IOM Supports World Health Day 2017: “Depression: Let’s Talk”
IOM is pleased to observe this week World Health Day 2017, and hail its importance to migrants worldwide. IOM remains committed to reducing the burden of migration-linked stressors and in addressing depression as a global problem.
The theme chosen for World Health Day 2017, celebrated today (7 April), is: “Depression: Let’s Talk.” It culminates a year-long World Health Organization campaign.
“We much support the choice of this theme” said Dr. Guglielmo Schinina, Head of the Mental Health, Psycho-Social Support, and Inter-Cultural Communication at the IOM. He continued: “Depression is, in many cases, a preventable and certainly a treatable condition that affects people of all ages, everywhere in the world.
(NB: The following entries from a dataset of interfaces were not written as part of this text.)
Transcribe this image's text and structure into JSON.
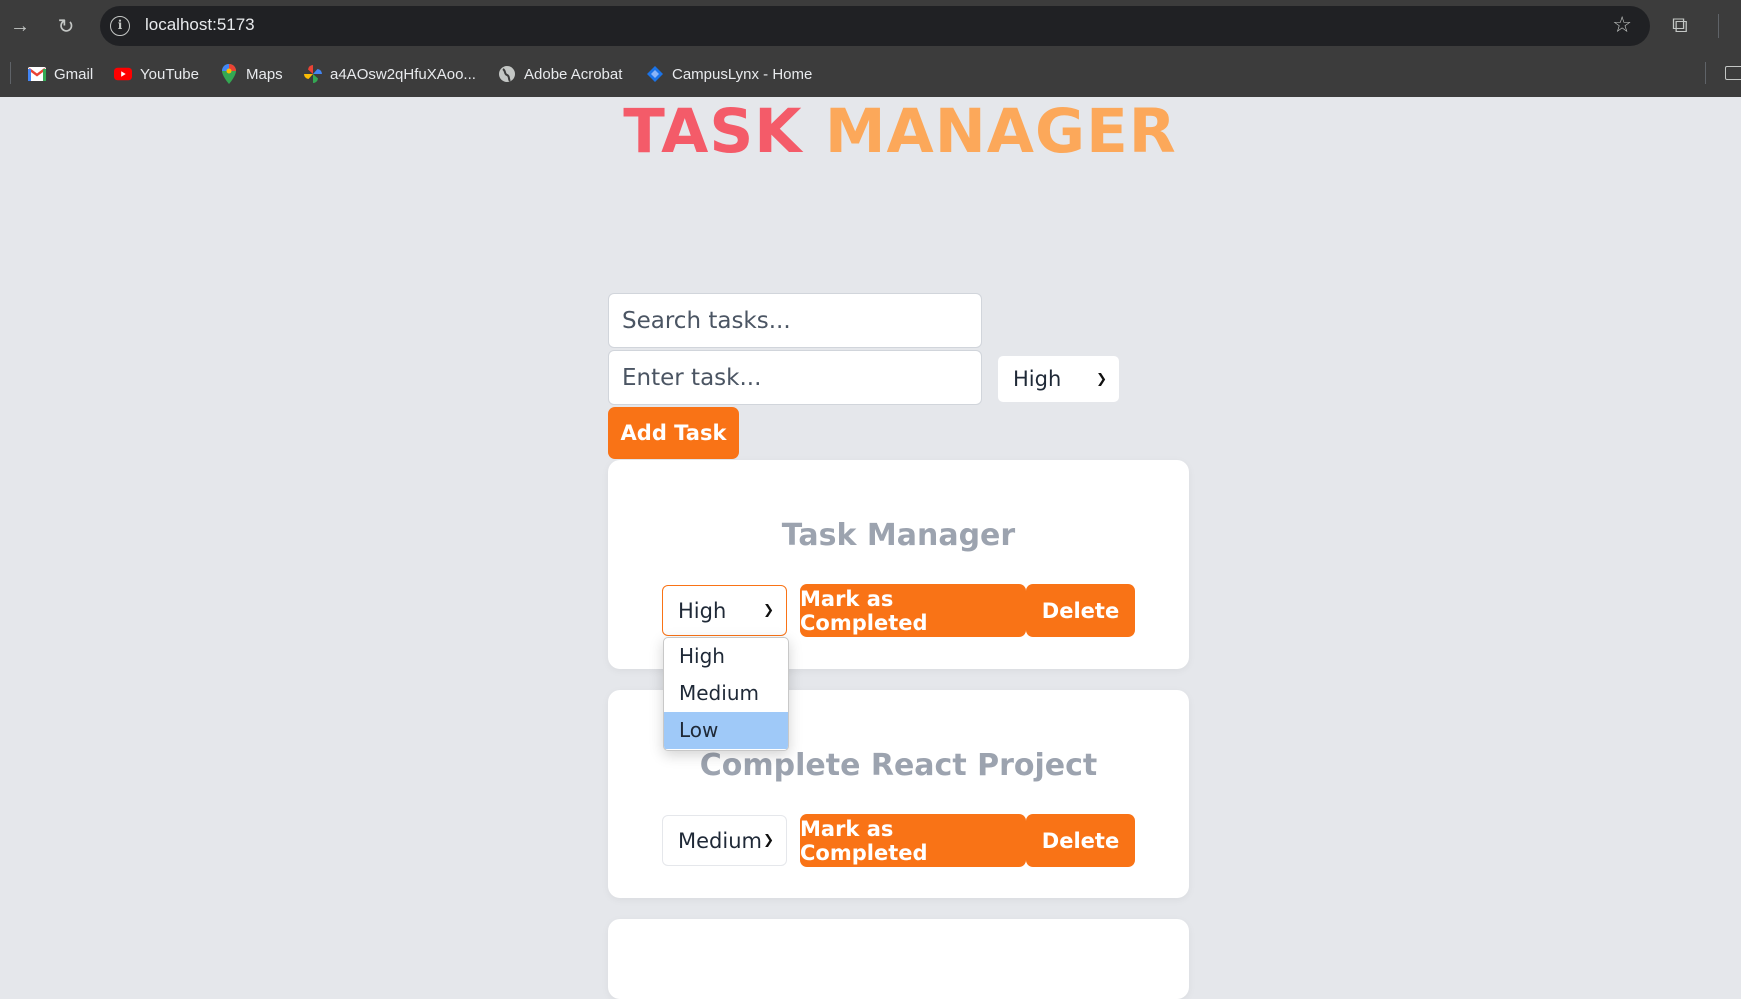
{
  "browser": {
    "url": "localhost:5173",
    "bookmarks": [
      {
        "label": "Gmail",
        "icon": "gmail-icon"
      },
      {
        "label": "YouTube",
        "icon": "youtube-icon"
      },
      {
        "label": "Maps",
        "icon": "maps-icon"
      },
      {
        "label": "a4AOsw2qHfuXAoo...",
        "icon": "pinwheel-icon"
      },
      {
        "label": "Adobe Acrobat",
        "icon": "globe-icon"
      },
      {
        "label": "CampusLynx - Home",
        "icon": "campuslynx-icon"
      }
    ]
  },
  "app": {
    "title_part1": "TASK",
    "title_part2": "MANAGER",
    "search_placeholder": "Search tasks...",
    "task_placeholder": "Enter task...",
    "priority_value": "High",
    "add_button": "Add Task"
  },
  "tasks": [
    {
      "title": "Task Manager",
      "priority": "High",
      "complete_label": "Mark as Completed",
      "delete_label": "Delete"
    },
    {
      "title": "Complete React Project",
      "priority": "Medium",
      "complete_label": "Mark as Completed",
      "delete_label": "Delete"
    }
  ],
  "dropdown": {
    "options": [
      "High",
      "Medium",
      "Low"
    ],
    "highlighted": "Low"
  },
  "colors": {
    "accent": "#f97316",
    "title_red": "#f45b69",
    "title_orange": "#fca85a",
    "page_bg": "#e5e7eb"
  }
}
It can have devastating emotional, relationship and socio-economic consequence for millions of people, families, and communities at large. Depression affects migrants as well!”
According to the WHO, “the total number of people living with depression in the world is 322 million.” This total constitutes a significant number within the world’s population.
Though exact data about migrants’ health are not systematically considered for collection and analysis, according to a consistent body of research, migrants are more prone than nationals are to depression. This is due to several determinants impacting people who have to leave their home because of conflicts, disasters, land degradation, poverty, or who are driven by the hope of a better life abroad. For many migrants this implies compounding the distressful experiences of the past, and of their journeys, with separation from families and social networks. Insecurity linked to legal status or determination of same, various bureaucratic obstacles and other barriers encountered, and overall anxiety, often are linked to a prevailing negative connotation given to migrants and migration in current political narratives.
For example, studies show that the widely-practiced detention of migrants—particularly the youngest—in an irregular situation has negative and lasting effects on migrants’ mental health. Anxiety, depression, self-harm and suicidal ideation are commonly reported. Moreover time spent in detention is associated with the resulting severity of mental health conditions, which may persist even years after release.
Mental health is a need for migrants as much as it is a need for non-migrant
“To prevent migrants from developing depression, to ensure uninterrupted care for those suffering depression, and to enhance their capacity to access the supporting assistance they might need regardless of what their legal status could be, decisive actions must be taken,” said Dr. Davide Mosca, Director of Migration Health at IOM.
“For millions of migrants with mental health conditions, much-needed specialist support is out of reach. Barriers linked to fear, isolation, language and cultural-issues, stigmatization or simply costs and public services entitlement linked to status, often remain unsurmountable,” Dr. Mosca added. “The risk of ‘self-medication’—including a recourse to surrogate substance use, including alcohol—can only aggravate a devastating health problem impacting on families and children.”
IOM believes adopting a right-based and a public health common interest approach means the removal of these obstacles and the creation of diversity oriented and inclusive health systems. That would make migrants’ right to health, including mental health care, a reality leading towards the creation of more stable and inclusive societies, societies that “leave no-one behind.”
IOM’s Dr. Guglielmo Schinina concluded that “Migrants are subject to stressors that have to do with the reasons for deciding to leave—including protracted, violent and other unresolved conflicts, the insecurity of their travel, and the adaptation to new social and cultural environments. There also are increasing levels of stigmatization and criminalization in host communities. Stress is a normal consequence of such environment. But protracted and toxic levels of stress can lead to depression. IOM, as a whole, is committed to facilitate safe and dignified migration processes and therefore to limit those unnecessary stressors migrants are subject to and that affect their emotional well-being.”
Today, IOM is present in 42 origin, transit and destination countries worldwide with dedicated psychosocial support programs that facilitate migrants access to community based, focused and specialized mental health services, and has trained in the last 3 years 4,500 health, migration and humanitarian actors. We remain committed to reducing the burden of migration-linked stressors in confronting depression as a global problem.”
For further information please contact: Dr. Davide Mosca, Director, IOM Migration Health Division,
Tel: + 41 22 717 9358 Email: firstname.lastname@example.org